I found that the 1947 Yankees won the old World Series with no left handed starting pitchers. None.
|Joe Page Baseball Digest|
front cover, January 1948
via Wikimedia Commons
Billy Beane is tearing down his tournament team in order to rebuild it back into a contender but not championship caliber team to then start the process over again.
Should Oakland have fired the manager and kept its best player, Josh Donaldson? Tuesday, December 2, 2014
I compared actual regular season wins with the number estimated by Pythagorean winning percentage...
Oakland As 88 99 -11
The eleven game gap between expected and actual Oakland wins was by far the biggest deficit of any 2014 tournament team. Such a gap usually suggests bad luck and/or bad managing. Either way you would stay with your players.
Beane may be a bit too full of himself ...
The lesson I learned: never trade a somebody for a bunch of nobodies. Josh Donaldson was somebody in Oakland. And who was the manager and who will remember the manager's name in two years? Billy Beane, I guess.
Beane is wrecking a team that did not appear to need wrecking.
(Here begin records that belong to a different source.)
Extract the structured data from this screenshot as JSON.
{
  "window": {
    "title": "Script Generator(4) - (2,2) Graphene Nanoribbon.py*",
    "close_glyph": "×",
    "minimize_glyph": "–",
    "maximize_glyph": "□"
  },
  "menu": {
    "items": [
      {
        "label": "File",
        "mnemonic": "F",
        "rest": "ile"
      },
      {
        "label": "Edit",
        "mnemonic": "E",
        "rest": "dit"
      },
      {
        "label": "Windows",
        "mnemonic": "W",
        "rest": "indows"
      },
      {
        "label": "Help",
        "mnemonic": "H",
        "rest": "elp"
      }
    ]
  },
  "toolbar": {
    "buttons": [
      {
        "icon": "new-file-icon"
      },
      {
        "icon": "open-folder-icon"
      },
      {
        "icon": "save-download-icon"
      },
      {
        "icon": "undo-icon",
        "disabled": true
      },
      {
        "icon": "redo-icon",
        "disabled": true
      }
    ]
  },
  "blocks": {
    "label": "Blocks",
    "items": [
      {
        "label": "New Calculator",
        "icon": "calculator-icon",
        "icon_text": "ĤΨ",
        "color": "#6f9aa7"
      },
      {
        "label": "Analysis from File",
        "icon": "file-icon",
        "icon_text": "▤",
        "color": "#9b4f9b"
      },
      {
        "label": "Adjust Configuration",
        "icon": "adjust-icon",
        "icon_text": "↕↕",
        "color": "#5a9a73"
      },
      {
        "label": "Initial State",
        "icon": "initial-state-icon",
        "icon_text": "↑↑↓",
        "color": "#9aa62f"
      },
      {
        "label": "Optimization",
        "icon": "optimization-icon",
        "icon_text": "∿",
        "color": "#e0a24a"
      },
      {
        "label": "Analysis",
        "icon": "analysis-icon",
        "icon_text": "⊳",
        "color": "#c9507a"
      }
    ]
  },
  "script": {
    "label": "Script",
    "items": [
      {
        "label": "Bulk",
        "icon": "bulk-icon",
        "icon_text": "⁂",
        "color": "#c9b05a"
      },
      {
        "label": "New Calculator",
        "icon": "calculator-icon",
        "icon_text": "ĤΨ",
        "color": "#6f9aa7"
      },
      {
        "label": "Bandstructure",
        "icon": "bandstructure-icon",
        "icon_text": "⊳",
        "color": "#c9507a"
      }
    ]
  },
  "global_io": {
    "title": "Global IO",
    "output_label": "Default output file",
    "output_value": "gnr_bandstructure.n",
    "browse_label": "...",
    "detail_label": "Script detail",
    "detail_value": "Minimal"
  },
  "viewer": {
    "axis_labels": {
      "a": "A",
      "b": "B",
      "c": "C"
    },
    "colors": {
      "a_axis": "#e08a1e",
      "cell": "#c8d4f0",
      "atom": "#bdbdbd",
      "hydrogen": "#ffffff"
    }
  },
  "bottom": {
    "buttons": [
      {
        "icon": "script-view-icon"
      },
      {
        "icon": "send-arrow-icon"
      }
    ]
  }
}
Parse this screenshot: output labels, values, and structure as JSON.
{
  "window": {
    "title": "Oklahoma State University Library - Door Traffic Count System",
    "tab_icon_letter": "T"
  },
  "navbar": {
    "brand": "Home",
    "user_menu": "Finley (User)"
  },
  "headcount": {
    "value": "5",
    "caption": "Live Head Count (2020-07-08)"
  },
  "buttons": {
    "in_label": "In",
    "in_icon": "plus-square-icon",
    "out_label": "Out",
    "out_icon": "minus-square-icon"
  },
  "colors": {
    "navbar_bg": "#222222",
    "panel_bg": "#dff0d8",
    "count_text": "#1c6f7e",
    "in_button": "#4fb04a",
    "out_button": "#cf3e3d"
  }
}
Washington has a really good team, built to win now but it is supposedly into Billy Beane wreck before you win mode: let's dump these players as they reach their peak and start over. Cincinnati seems to be in a similar mode of operation. Kansas City, with fewer than two million in attendance, is in major delusional mode.
And what of Cashman, another GM too full of himself? One year ago Cashman could not make bad decisions fast enough. One was signing 30 year old catcher Brian McCann to a five year contract at $17 million per year.
2014 Most Shifted Players
by Jeff Zimmerman - December 9, 2014 fangraphs.com
Batted balls into Shift
David Ortiz 369
Ryan Howard 318
Brian McCann 311
Number three. Nice signing, Cashman. McCann did have the most home runs by a catcher: 23. But McCann's OPS+ was 94. McCann hit 19 of his 23 homers at home, 19 while playing catcher, not 1B, DH, PH. A year ago the Yankees wanted to finally get under the soft salary cap but signed McCann, Jacoby Ellsbury and Carlos Beltran to put them at the limit, then signed Japanese pitcher Masahiro Tanaka, which put them over. This year, with the team hopelessly over the cap, the Yankees are refraining from spending big. What? That's a plan? For what, driving fans away?
The willy nilly nature of GM activity is being shown on TV in real time during the winter wonderland meetings in San Diego on the league's own TV network. Listening to these GM and learning of their transactions makes it all seem pretty much random and pointless: fan loyalty be damned.